PROBLEM DETAILS:
Every record must be written out once more, with nothing added or omitted.

DATA TO EXAMINE:
-- -- --

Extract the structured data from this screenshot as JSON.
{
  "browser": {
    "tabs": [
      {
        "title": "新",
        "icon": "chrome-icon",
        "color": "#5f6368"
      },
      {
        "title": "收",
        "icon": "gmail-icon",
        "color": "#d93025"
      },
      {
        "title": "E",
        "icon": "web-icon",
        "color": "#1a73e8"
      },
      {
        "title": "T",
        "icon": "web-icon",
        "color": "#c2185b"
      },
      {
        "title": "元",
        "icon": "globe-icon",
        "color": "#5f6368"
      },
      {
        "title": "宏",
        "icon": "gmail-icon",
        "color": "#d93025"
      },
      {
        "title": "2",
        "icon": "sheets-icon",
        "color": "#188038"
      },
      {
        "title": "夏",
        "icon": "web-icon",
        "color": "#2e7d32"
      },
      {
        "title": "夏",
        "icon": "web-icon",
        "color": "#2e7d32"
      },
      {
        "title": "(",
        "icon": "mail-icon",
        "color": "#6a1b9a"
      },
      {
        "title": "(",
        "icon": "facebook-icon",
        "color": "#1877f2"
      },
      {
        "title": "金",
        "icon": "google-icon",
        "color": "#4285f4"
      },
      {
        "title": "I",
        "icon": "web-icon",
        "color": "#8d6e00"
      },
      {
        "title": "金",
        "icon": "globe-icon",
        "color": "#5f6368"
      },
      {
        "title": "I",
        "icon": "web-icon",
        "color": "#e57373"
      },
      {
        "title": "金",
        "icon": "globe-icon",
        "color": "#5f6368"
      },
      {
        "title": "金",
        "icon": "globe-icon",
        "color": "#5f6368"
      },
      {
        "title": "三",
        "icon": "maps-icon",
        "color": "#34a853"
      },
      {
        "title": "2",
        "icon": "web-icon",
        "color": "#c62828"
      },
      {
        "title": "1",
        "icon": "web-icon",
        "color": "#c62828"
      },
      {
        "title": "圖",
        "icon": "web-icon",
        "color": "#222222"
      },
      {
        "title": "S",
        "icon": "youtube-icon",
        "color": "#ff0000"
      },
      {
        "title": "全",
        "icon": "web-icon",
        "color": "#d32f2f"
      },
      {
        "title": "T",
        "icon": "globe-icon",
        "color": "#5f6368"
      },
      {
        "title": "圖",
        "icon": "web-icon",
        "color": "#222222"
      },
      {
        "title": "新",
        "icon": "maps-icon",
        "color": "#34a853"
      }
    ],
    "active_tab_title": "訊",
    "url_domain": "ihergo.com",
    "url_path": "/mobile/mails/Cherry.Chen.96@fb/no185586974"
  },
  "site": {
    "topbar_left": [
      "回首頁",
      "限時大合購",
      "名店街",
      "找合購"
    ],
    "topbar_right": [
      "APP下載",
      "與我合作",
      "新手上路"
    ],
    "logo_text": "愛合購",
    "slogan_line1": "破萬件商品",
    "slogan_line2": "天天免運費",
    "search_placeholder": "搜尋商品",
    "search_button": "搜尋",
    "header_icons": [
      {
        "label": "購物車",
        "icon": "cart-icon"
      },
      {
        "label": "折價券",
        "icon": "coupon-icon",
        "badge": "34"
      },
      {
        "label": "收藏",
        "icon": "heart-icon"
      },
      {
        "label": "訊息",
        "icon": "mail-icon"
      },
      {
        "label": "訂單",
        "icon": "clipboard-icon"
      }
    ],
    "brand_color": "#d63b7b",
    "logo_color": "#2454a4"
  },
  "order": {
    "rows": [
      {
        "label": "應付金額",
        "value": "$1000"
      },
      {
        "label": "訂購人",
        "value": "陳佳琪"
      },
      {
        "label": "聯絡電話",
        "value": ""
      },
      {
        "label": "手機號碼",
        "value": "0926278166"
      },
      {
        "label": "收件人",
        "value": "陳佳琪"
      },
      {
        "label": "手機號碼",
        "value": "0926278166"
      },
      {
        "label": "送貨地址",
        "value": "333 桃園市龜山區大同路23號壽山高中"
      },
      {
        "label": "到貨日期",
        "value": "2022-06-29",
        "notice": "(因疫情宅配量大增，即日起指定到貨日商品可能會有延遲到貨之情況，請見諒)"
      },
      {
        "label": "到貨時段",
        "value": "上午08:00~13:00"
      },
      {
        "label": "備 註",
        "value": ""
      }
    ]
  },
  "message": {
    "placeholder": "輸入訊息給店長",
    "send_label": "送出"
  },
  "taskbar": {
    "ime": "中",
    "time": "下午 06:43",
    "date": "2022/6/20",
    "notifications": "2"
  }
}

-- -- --

WRITTEN ANSWER:
Extract the structured data from this screenshot as JSON.
{
  "browser": {
    "tabs": [
      {
        "title": "新",
        "icon": "chrome-icon",
        "color": "#5f6368"
      },
      {
        "title": "收",
        "icon": "gmail-icon",
        "color": "#d93025"
      },
      {
        "title": "E",
        "icon": "web-icon",
        "color": "#1a73e8"
      },
      {
        "title": "T",
        "icon": "web-icon",
        "color": "#c2185b"
      },
      {
        "title": "元",
        "icon": "globe-icon",
        "color": "#5f6368"
      },
      {
        "title": "宏",
        "icon": "gmail-icon",
        "color": "#d93025"
      },
      {
        "title": "2",
        "icon": "sheets-icon",
        "color": "#188038"
      },
      {
        "title": "夏",
        "icon": "web-icon",
        "color": "#2e7d32"
      },
      {
        "title": "夏",
        "icon": "web-icon",
        "color": "#2e7d32"
      },
      {
        "title": "(",
        "icon": "mail-icon",
        "color": "#6a1b9a"
      },
      {
        "title": "(",
        "icon": "facebook-icon",
        "color": "#1877f2"
      },
      {
        "title": "金",
        "icon": "google-icon",
        "color": "#4285f4"
      },
      {
        "title": "I",
        "icon": "web-icon",
        "color": "#8d6e00"
      },
      {
        "title": "金",
        "icon": "globe-icon",
        "color": "#5f6368"
      },
      {
        "title": "I",
        "icon": "web-icon",
        "color": "#e57373"
      },
      {
        "title": "金",
        "icon": "globe-icon",
        "color": "#5f6368"
      },
      {
        "title": "金",
        "icon": "globe-icon",
        "color": "#5f6368"
      },
      {
        "title": "三",
        "icon": "maps-icon",
        "color": "#34a853"
      },
      {
        "title": "2",
        "icon": "web-icon",
        "color": "#c62828"
      },
      {
        "title": "1",
        "icon": "web-icon",
        "color": "#c62828"
      },
      {
        "title": "圖",
        "icon": "web-icon",
        "color": "#222222"
      },
      {
        "title": "S",
        "icon": "youtube-icon",
        "color": "#ff0000"
      },
      {
        "title": "全",
        "icon": "web-icon",
        "color": "#d32f2f"
      },
      {
        "title": "T",
        "icon": "globe-icon",
        "color": "#5f6368"
      },
      {
        "title": "圖",
        "icon": "web-icon",
        "color": "#222222"
      },
      {
        "title": "新",
        "icon": "maps-icon",
        "color": "#34a853"
      }
    ],
    "active_tab_title": "訊",
    "url_domain": "ihergo.com",
    "url_path": "/mobile/mails/Cherry.Chen.96@fb/no185586974"
  },
  "site": {
    "topbar_left": [
      "回首頁",
      "限時大合購",
      "名店街",
      "找合購"
    ],
    "topbar_right": [
      "APP下載",
      "與我合作",
      "新手上路"
    ],
    "logo_text": "愛合購",
    "slogan_line1": "破萬件商品",
    "slogan_line2": "天天免運費",
    "search_placeholder": "搜尋商品",
    "search_button": "搜尋",
    "header_icons": [
      {
        "label": "購物車",
        "icon": "cart-icon"
      },
      {
        "label": "折價券",
        "icon": "coupon-icon",
        "badge": "34"
      },
      {
        "label": "收藏",
        "icon": "heart-icon"
      },
      {
        "label": "訊息",
        "icon": "mail-icon"
      },
      {
        "label": "訂單",
        "icon": "clipboard-icon"
      }
    ],
    "brand_color": "#d63b7b",
    "logo_color": "#2454a4"
  },
  "order": {
    "rows": [
      {
        "label": "應付金額",
        "value": "$1000"
      },
      {
        "label": "訂購人",
        "value": "陳佳琪"
      },
      {
        "label": "聯絡電話",
        "value": ""
      },
      {
        "label": "手機號碼",
        "value": "0926278166"
      },
      {
        "label": "收件人",
        "value": "陳佳琪"
      },
      {
        "label": "手機號碼",
        "value": "0926278166"
      },
      {
        "label": "送貨地址",
        "value": "333 桃園市龜山區大同路23號壽山高中"
      },
      {
        "label": "到貨日期",
        "value": "2022-06-29",
        "notice": "(因疫情宅配量大增，即日起指定到貨日商品可能會有延遲到貨之情況，請見諒)"
      },
      {
        "label": "到貨時段",
        "value": "上午08:00~13:00"
      },
      {
        "label": "備 註",
        "value": ""
      }
    ]
  },
  "message": {
    "placeholder": "輸入訊息給店長",
    "send_label": "送出"
  },
  "taskbar": {
    "ime": "中",
    "time": "下午 06:43",
    "date": "2022/6/20",
    "notifications": "2"
  }
}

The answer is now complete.